## ASSIGNMENT
Give the data below again exactly as written, but without the pictures.

::: DATA PROVIDED

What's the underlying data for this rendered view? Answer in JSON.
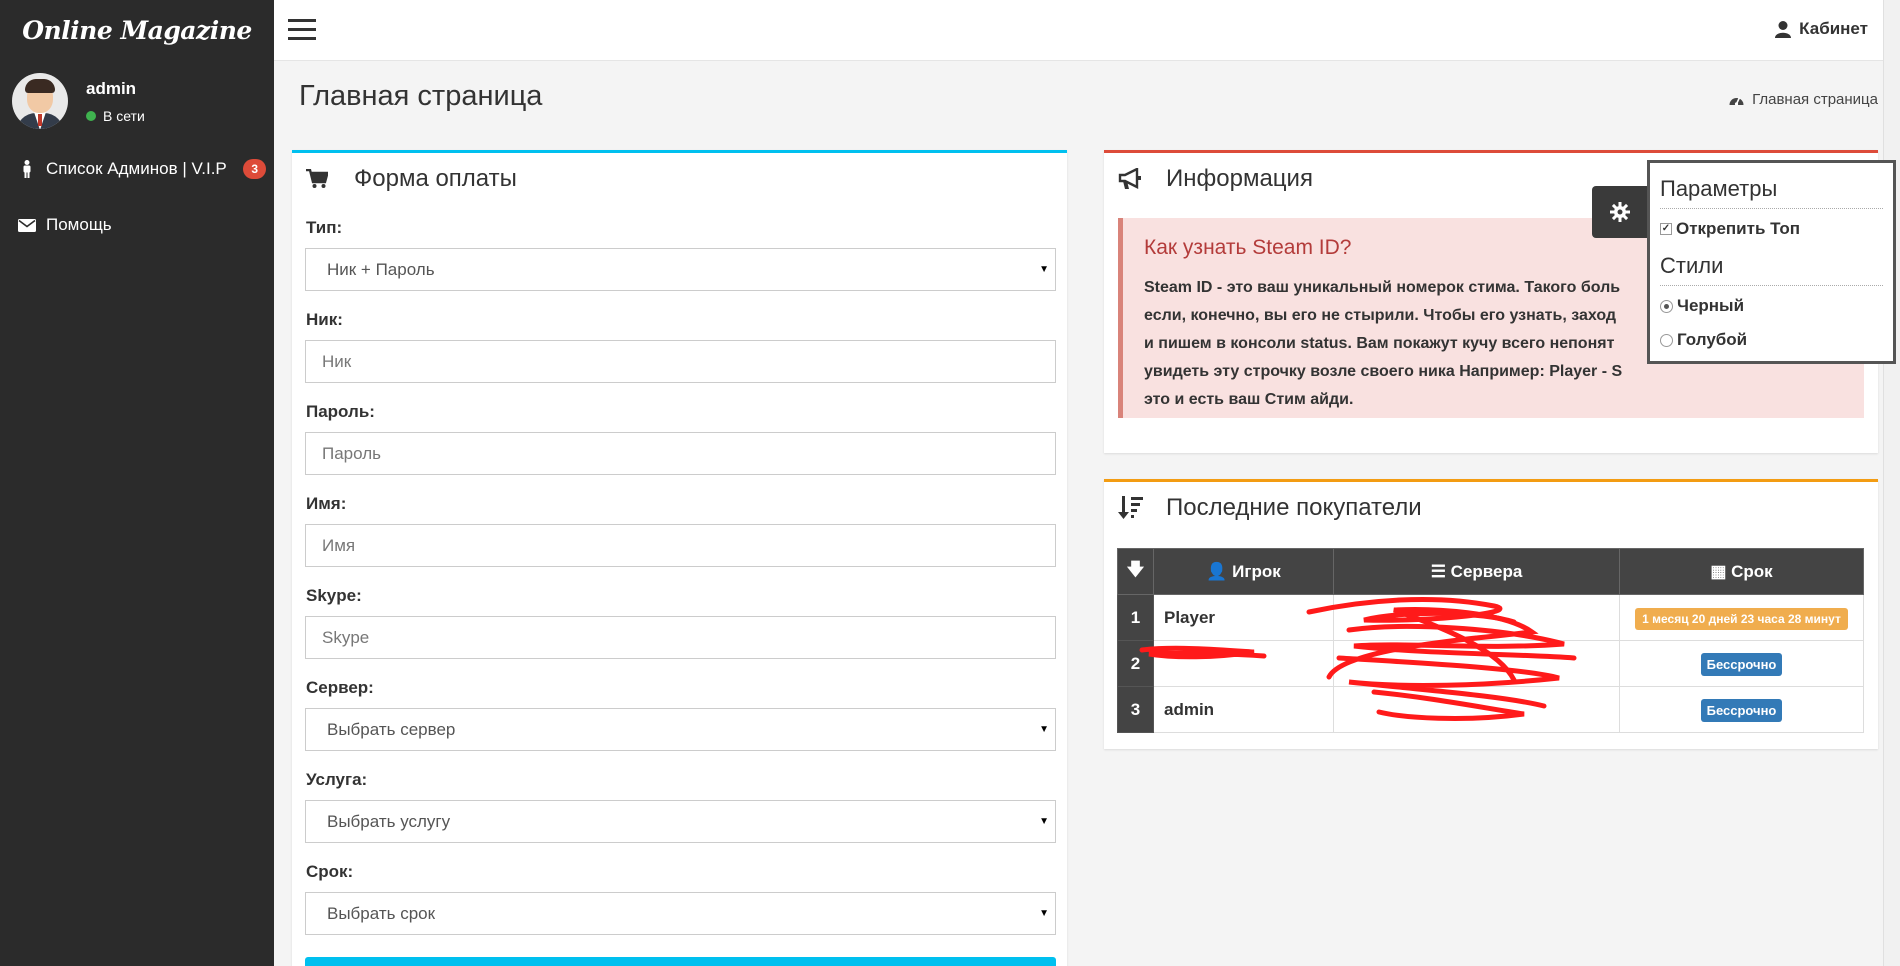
{
  "brand": "Online Magazine",
  "user": {
    "name": "admin",
    "status": "В сети"
  },
  "sidebar": {
    "items": [
      {
        "label": "Список Админов | V.I.P",
        "badge": "3",
        "icon": "male-icon"
      },
      {
        "label": "Помощь",
        "icon": "envelope-icon"
      }
    ]
  },
  "header": {
    "cabinet": "Кабинет"
  },
  "page": {
    "title": "Главная страница",
    "breadcrumb": "Главная страница"
  },
  "payment": {
    "title": "Форма оплаты",
    "type_label": "Тип:",
    "type_value": "Ник + Пароль",
    "nick_label": "Ник:",
    "nick_placeholder": "Ник",
    "password_label": "Пароль:",
    "password_placeholder": "Пароль",
    "name_label": "Имя:",
    "name_placeholder": "Имя",
    "skype_label": "Skype:",
    "skype_placeholder": "Skype",
    "server_label": "Сервер:",
    "server_value": "Выбрать сервер",
    "service_label": "Услуга:",
    "service_value": "Выбрать услугу",
    "term_label": "Срок:",
    "term_value": "Выбрать срок"
  },
  "info": {
    "title": "Информация",
    "callout_title": "Как узнать Steam ID?",
    "callout_text": "Steam ID - это ваш уникальный номерок стима. Такого боль\nесли, конечно, вы его не стырили. Чтобы его узнать, заход\nи пишем в консоли status. Вам покажут кучу всего непонят\nувидеть эту строчку возле своего ника Например: Player - S\nэто и есть ваш Стим айди."
  },
  "buyers": {
    "title": "Последние покупатели",
    "columns": [
      "Игрок",
      "Сервера",
      "Срок"
    ],
    "rows": [
      {
        "n": "1",
        "player": "Player",
        "term": "1 месяц 20 дней 23 часа 28 минут",
        "term_style": "orange"
      },
      {
        "n": "2",
        "player": "",
        "term": "Бессрочно",
        "term_style": "blue"
      },
      {
        "n": "3",
        "player": "admin",
        "term": "Бессрочно",
        "term_style": "blue"
      }
    ]
  },
  "settings": {
    "params_title": "Параметры",
    "pin_label": "Открепить Топ",
    "styles_title": "Стили",
    "black_label": "Черный",
    "blue_label": "Голубой"
  },
  "colors": {
    "sidebar": "#2b2b2b",
    "accent_blue": "#00c0ef",
    "accent_red": "#dd4b39",
    "accent_orange": "#f39c12",
    "scribble": "#ff0000"
  }
}
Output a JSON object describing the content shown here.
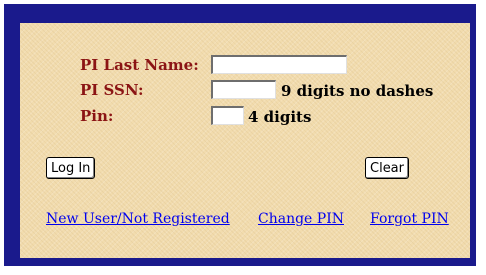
{
  "login_form": {
    "last_name_label": "PI Last Name:",
    "last_name_value": "",
    "ssn_label": "PI SSN:",
    "ssn_value": "",
    "ssn_hint": "9 digits no dashes",
    "pin_label": "Pin:",
    "pin_value": "",
    "pin_hint": "4 digits"
  },
  "buttons": {
    "login_label": "Log In",
    "clear_label": "Clear"
  },
  "links": {
    "new_user": "New User/Not Registered",
    "change_pin": "Change PIN",
    "forgot_pin": "Forgot PIN"
  },
  "colors": {
    "frame": "#1a1a8c",
    "panel": "#f2dcae",
    "label_text": "#8b1414",
    "link_text": "#0000ee"
  }
}
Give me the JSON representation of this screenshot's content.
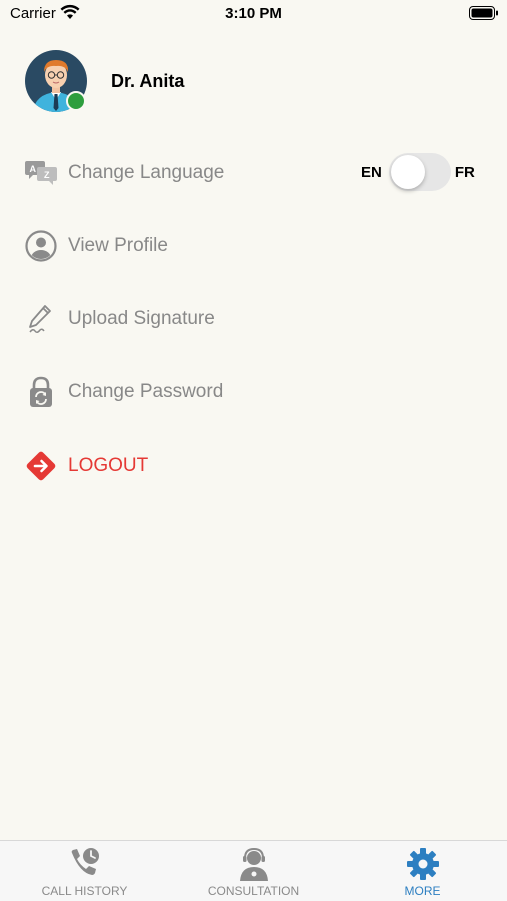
{
  "status_bar": {
    "carrier": "Carrier",
    "time": "3:10 PM"
  },
  "profile": {
    "name": "Dr. Anita",
    "status_color": "#2e9e3e"
  },
  "language": {
    "left_code": "EN",
    "right_code": "FR",
    "selected": "EN"
  },
  "menu": {
    "items": [
      {
        "label": "Change Language",
        "icon": "translate-icon"
      },
      {
        "label": "View Profile",
        "icon": "user-circle-icon"
      },
      {
        "label": "Upload Signature",
        "icon": "pen-signature-icon"
      },
      {
        "label": "Change Password",
        "icon": "lock-refresh-icon"
      },
      {
        "label": "LOGOUT",
        "icon": "logout-icon"
      }
    ]
  },
  "tab_bar": {
    "tabs": [
      {
        "label": "CALL HISTORY",
        "icon": "call-history-icon"
      },
      {
        "label": "CONSULTATION",
        "icon": "consultation-icon"
      },
      {
        "label": "MORE",
        "icon": "gear-icon"
      }
    ],
    "active": "MORE"
  },
  "colors": {
    "background": "#f9f8f2",
    "accent": "#2d7fc1",
    "logout": "#e53935",
    "muted_text": "#888888"
  }
}
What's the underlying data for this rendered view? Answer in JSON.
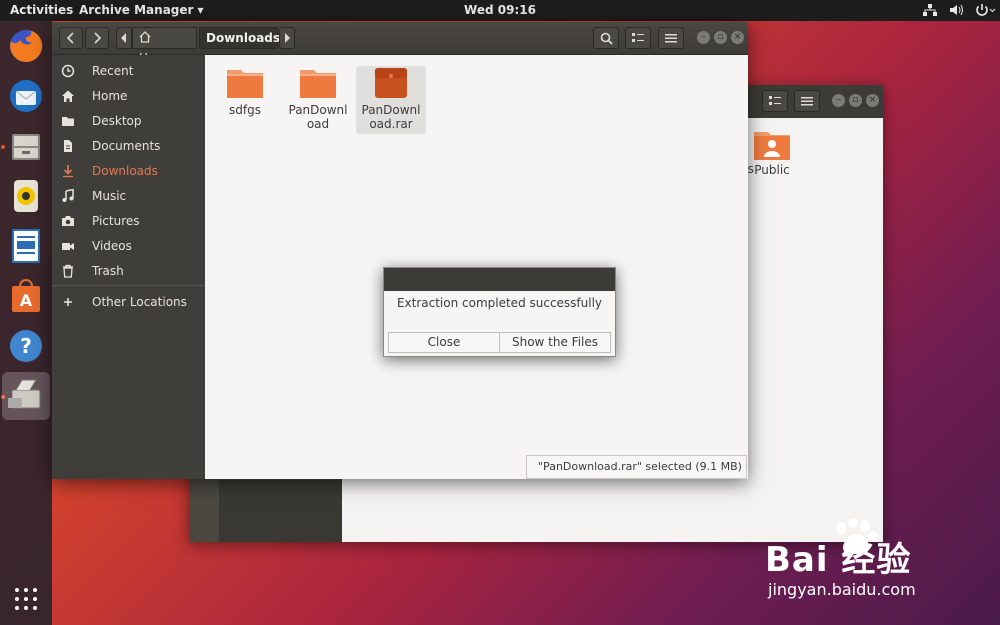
{
  "topbar": {
    "activities": "Activities",
    "app_menu": "Archive Manager",
    "clock": "Wed 09:16"
  },
  "dock": {
    "items": [
      "firefox",
      "thunderbird",
      "files",
      "rhythmbox",
      "libreoffice-writer",
      "software-center",
      "help",
      "archive-manager"
    ],
    "show_apps": "apps-grid"
  },
  "window": {
    "breadcrumb": [
      "Home",
      "Downloads"
    ]
  },
  "sidebar": {
    "items": [
      {
        "label": "Recent",
        "icon": "clock-icon"
      },
      {
        "label": "Home",
        "icon": "home-icon"
      },
      {
        "label": "Desktop",
        "icon": "folder-icon"
      },
      {
        "label": "Documents",
        "icon": "document-icon"
      },
      {
        "label": "Downloads",
        "icon": "download-icon"
      },
      {
        "label": "Music",
        "icon": "music-icon"
      },
      {
        "label": "Pictures",
        "icon": "camera-icon"
      },
      {
        "label": "Videos",
        "icon": "video-icon"
      },
      {
        "label": "Trash",
        "icon": "trash-icon"
      }
    ],
    "other": "Other Locations"
  },
  "files": [
    {
      "name": "sdfgs",
      "type": "folder"
    },
    {
      "name": "PanDownload",
      "type": "folder"
    },
    {
      "name": "PanDownload.rar",
      "type": "archive"
    }
  ],
  "background_window": {
    "files": [
      {
        "name": "ures",
        "type": "folder"
      },
      {
        "name": "Public",
        "type": "folder"
      }
    ]
  },
  "status": "\"PanDownload.rar\" selected  (9.1 MB)",
  "dialog": {
    "message": "Extraction completed successfully",
    "close": "Close",
    "show_files": "Show the Files"
  },
  "watermark": {
    "brand": "Bai 经验",
    "url": "jingyan.baidu.com"
  },
  "colors": {
    "accent": "#e95420",
    "header": "#3d3b37",
    "sidebar": "#403e3a"
  }
}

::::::

## REPLY TO THE TASK
What's the underlying data for this rendered view? Answer in JSON.
{
  "brand": "Online Magazine",
  "user": {
    "name": "admin",
    "status": "В сети"
  },
  "sidebar": {
    "items": [
      {
        "label": "Список Админов | V.I.P",
        "badge": "3",
        "icon": "male-icon"
      },
      {
        "label": "Помощь",
        "icon": "envelope-icon"
      }
    ]
  },
  "header": {
    "cabinet": "Кабинет"
  },
  "page": {
    "title": "Главная страница",
    "breadcrumb": "Главная страница"
  },
  "payment": {
    "title": "Форма оплаты",
    "type_label": "Тип:",
    "type_value": "Ник + Пароль",
    "nick_label": "Ник:",
    "nick_placeholder": "Ник",
    "password_label": "Пароль:",
    "password_placeholder": "Пароль",
    "name_label": "Имя:",
    "name_placeholder": "Имя",
    "skype_label": "Skype:",
    "skype_placeholder": "Skype",
    "server_label": "Сервер:",
    "server_value": "Выбрать сервер",
    "service_label": "Услуга:",
    "service_value": "Выбрать услугу",
    "term_label": "Срок:",
    "term_value": "Выбрать срок"
  },
  "info": {
    "title": "Информация",
    "callout_title": "Как узнать Steam ID?",
    "callout_text": "Steam ID - это ваш уникальный номерок стима. Такого боль\nесли, конечно, вы его не стырили. Чтобы его узнать, заход\nи пишем в консоли status. Вам покажут кучу всего непонят\nувидеть эту строчку возле своего ника Например: Player - S\nэто и есть ваш Стим айди."
  },
  "buyers": {
    "title": "Последние покупатели",
    "columns": [
      "Игрок",
      "Сервера",
      "Срок"
    ],
    "rows": [
      {
        "n": "1",
        "player": "Player",
        "term": "1 месяц 20 дней 23 часа 28 минут",
        "term_style": "orange"
      },
      {
        "n": "2",
        "player": "",
        "term": "Бессрочно",
        "term_style": "blue"
      },
      {
        "n": "3",
        "player": "admin",
        "term": "Бессрочно",
        "term_style": "blue"
      }
    ]
  },
  "settings": {
    "params_title": "Параметры",
    "pin_label": "Открепить Топ",
    "styles_title": "Стили",
    "black_label": "Черный",
    "blue_label": "Голубой"
  },
  "colors": {
    "sidebar": "#2b2b2b",
    "accent_blue": "#00c0ef",
    "accent_red": "#dd4b39",
    "accent_orange": "#f39c12",
    "scribble": "#ff0000"
  }
}
Output a JSON object describing the content shown here.
{
  "login_form": {
    "last_name_label": "PI Last Name:",
    "last_name_value": "",
    "ssn_label": "PI SSN:",
    "ssn_value": "",
    "ssn_hint": "9 digits no dashes",
    "pin_label": "Pin:",
    "pin_value": "",
    "pin_hint": "4 digits"
  },
  "buttons": {
    "login_label": "Log In",
    "clear_label": "Clear"
  },
  "links": {
    "new_user": "New User/Not Registered",
    "change_pin": "Change PIN",
    "forgot_pin": "Forgot PIN"
  },
  "colors": {
    "frame": "#1a1a8c",
    "panel": "#f2dcae",
    "label_text": "#8b1414",
    "link_text": "#0000ee"
  }
}
Give me the JSON representation of this screenshot's content.
{
  "status_bar": {
    "carrier": "Carrier",
    "time": "3:10 PM"
  },
  "profile": {
    "name": "Dr. Anita",
    "status_color": "#2e9e3e"
  },
  "language": {
    "left_code": "EN",
    "right_code": "FR",
    "selected": "EN"
  },
  "menu": {
    "items": [
      {
        "label": "Change Language",
        "icon": "translate-icon"
      },
      {
        "label": "View Profile",
        "icon": "user-circle-icon"
      },
      {
        "label": "Upload Signature",
        "icon": "pen-signature-icon"
      },
      {
        "label": "Change Password",
        "icon": "lock-refresh-icon"
      },
      {
        "label": "LOGOUT",
        "icon": "logout-icon"
      }
    ]
  },
  "tab_bar": {
    "tabs": [
      {
        "label": "CALL HISTORY",
        "icon": "call-history-icon"
      },
      {
        "label": "CONSULTATION",
        "icon": "consultation-icon"
      },
      {
        "label": "MORE",
        "icon": "gear-icon"
      }
    ],
    "active": "MORE"
  },
  "colors": {
    "background": "#f9f8f2",
    "accent": "#2d7fc1",
    "logout": "#e53935",
    "muted_text": "#888888"
  }
}
What's the underlying data for this rendered view? Answer in JSON.
{
  "topbar": {
    "activities": "Activities",
    "app_menu": "Archive Manager",
    "clock": "Wed 09:16"
  },
  "dock": {
    "items": [
      "firefox",
      "thunderbird",
      "files",
      "rhythmbox",
      "libreoffice-writer",
      "software-center",
      "help",
      "archive-manager"
    ],
    "show_apps": "apps-grid"
  },
  "window": {
    "breadcrumb": [
      "Home",
      "Downloads"
    ]
  },
  "sidebar": {
    "items": [
      {
        "label": "Recent",
        "icon": "clock-icon"
      },
      {
        "label": "Home",
        "icon": "home-icon"
      },
      {
        "label": "Desktop",
        "icon": "folder-icon"
      },
      {
        "label": "Documents",
        "icon": "document-icon"
      },
      {
        "label": "Downloads",
        "icon": "download-icon"
      },
      {
        "label": "Music",
        "icon": "music-icon"
      },
      {
        "label": "Pictures",
        "icon": "camera-icon"
      },
      {
        "label": "Videos",
        "icon": "video-icon"
      },
      {
        "label": "Trash",
        "icon": "trash-icon"
      }
    ],
    "other": "Other Locations"
  },
  "files": [
    {
      "name": "sdfgs",
      "type": "folder"
    },
    {
      "name": "PanDownload",
      "type": "folder"
    },
    {
      "name": "PanDownload.rar",
      "type": "archive"
    }
  ],
  "background_window": {
    "files": [
      {
        "name": "ures",
        "type": "folder"
      },
      {
        "name": "Public",
        "type": "folder"
      }
    ]
  },
  "status": "\"PanDownload.rar\" selected  (9.1 MB)",
  "dialog": {
    "message": "Extraction completed successfully",
    "close": "Close",
    "show_files": "Show the Files"
  },
  "watermark": {
    "brand": "Bai 经验",
    "url": "jingyan.baidu.com"
  },
  "colors": {
    "accent": "#e95420",
    "header": "#3d3b37",
    "sidebar": "#403e3a"
  }
}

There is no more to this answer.